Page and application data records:
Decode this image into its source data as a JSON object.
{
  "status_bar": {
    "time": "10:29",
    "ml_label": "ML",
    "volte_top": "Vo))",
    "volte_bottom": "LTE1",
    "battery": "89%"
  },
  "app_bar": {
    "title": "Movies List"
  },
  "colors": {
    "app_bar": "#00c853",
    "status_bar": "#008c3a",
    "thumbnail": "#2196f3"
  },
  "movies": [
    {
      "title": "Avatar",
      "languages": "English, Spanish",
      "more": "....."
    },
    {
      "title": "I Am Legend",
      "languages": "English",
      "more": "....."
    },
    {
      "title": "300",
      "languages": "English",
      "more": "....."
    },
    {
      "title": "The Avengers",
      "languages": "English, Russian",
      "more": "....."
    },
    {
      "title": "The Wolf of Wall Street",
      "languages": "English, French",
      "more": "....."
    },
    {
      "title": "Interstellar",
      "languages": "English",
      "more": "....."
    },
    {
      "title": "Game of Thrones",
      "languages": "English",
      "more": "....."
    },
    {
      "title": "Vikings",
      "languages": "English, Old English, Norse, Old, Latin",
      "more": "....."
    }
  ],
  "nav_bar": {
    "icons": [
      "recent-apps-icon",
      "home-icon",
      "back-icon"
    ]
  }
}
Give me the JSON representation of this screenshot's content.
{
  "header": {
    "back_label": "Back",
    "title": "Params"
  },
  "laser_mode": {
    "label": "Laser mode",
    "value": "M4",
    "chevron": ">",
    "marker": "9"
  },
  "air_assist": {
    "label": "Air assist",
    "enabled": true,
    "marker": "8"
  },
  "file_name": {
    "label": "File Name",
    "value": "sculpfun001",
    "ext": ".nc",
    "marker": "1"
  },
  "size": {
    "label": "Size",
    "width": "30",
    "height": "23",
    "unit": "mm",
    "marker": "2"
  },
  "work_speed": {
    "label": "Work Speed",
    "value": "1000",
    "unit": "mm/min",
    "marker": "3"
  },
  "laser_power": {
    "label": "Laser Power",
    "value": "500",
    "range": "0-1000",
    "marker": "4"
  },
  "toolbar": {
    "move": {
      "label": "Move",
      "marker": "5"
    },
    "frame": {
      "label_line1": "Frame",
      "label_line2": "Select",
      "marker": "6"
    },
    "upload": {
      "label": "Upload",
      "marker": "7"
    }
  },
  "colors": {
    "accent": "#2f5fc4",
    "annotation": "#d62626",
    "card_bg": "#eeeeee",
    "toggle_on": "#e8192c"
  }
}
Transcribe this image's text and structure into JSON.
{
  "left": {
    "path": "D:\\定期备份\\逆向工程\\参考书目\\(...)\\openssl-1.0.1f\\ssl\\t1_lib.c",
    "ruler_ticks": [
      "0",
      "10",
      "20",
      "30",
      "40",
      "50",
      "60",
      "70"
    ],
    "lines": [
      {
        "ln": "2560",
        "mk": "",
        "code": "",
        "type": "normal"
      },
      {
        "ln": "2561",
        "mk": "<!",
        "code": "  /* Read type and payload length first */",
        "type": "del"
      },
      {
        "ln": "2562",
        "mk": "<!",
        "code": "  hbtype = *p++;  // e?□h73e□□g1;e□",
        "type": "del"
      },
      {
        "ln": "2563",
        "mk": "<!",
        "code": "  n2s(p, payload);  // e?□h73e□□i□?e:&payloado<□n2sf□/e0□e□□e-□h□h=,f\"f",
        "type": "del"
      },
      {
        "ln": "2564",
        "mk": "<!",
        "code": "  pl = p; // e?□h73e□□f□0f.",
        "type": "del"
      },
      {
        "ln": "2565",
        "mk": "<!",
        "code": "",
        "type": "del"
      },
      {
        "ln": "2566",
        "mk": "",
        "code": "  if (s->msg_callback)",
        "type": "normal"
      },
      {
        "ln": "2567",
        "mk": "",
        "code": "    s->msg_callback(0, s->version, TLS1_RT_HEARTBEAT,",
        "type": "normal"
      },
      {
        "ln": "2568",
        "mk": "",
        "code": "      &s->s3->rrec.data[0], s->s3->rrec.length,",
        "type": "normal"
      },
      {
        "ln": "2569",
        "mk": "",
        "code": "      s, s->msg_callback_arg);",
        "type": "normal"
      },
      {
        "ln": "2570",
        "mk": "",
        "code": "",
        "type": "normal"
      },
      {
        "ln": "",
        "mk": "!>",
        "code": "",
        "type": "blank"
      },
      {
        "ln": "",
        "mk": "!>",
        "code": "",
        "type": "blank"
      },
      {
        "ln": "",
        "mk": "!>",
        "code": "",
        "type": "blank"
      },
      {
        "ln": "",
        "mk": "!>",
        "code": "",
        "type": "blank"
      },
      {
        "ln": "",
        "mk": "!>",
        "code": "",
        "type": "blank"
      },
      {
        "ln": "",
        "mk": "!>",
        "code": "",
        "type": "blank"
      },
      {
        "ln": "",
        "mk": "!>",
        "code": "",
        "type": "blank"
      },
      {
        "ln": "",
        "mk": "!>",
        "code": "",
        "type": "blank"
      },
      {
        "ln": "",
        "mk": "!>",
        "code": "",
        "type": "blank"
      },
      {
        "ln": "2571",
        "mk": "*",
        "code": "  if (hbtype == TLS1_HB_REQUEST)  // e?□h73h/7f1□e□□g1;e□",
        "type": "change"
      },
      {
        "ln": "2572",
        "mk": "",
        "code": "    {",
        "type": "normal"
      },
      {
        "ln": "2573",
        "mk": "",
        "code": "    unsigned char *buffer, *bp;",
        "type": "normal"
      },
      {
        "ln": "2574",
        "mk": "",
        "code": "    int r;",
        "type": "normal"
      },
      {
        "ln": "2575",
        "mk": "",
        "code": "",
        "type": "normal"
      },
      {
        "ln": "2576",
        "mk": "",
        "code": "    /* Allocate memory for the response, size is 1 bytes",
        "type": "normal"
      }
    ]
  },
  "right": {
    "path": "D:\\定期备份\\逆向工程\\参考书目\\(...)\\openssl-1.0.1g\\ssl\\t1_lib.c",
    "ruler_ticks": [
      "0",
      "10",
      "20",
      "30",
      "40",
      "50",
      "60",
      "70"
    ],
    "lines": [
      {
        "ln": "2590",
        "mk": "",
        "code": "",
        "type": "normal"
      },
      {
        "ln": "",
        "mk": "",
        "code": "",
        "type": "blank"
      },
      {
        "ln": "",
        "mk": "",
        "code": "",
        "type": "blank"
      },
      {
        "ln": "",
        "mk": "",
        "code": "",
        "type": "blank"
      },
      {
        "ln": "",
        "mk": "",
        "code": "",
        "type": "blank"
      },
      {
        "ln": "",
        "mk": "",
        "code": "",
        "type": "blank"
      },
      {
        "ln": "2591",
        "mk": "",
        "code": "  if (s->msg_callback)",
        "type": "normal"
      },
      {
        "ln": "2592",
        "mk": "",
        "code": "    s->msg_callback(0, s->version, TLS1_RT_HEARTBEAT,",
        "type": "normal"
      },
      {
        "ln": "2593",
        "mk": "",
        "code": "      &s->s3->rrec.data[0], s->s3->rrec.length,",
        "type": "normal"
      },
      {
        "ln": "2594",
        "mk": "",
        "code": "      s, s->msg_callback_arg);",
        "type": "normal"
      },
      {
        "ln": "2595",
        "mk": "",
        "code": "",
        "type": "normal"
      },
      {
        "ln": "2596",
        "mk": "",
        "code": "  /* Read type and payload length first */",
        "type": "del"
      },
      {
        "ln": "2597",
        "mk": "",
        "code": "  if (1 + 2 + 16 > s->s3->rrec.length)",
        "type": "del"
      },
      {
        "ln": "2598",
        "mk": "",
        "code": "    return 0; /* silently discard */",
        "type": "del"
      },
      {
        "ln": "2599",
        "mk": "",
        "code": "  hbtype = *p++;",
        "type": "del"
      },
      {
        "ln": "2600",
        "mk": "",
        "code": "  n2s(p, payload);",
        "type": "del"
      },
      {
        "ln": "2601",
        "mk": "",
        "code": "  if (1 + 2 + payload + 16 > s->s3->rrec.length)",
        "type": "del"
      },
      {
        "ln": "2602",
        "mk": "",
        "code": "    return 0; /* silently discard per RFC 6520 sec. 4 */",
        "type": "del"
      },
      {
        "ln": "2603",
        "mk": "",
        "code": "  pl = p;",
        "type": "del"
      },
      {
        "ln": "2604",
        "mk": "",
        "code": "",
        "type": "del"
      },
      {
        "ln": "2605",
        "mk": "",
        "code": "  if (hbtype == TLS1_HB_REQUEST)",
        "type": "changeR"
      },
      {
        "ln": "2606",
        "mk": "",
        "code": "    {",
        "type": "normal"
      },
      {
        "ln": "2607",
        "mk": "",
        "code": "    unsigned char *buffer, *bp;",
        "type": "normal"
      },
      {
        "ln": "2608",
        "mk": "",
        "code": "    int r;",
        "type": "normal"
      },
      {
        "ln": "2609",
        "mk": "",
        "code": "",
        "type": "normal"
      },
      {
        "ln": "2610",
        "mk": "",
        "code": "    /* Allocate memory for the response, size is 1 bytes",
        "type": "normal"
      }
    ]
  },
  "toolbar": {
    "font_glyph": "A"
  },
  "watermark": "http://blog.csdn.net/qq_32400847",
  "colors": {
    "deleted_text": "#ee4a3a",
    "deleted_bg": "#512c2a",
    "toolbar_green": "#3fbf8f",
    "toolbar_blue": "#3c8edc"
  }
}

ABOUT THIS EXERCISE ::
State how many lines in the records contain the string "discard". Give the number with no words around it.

RESULT BELOW ::
2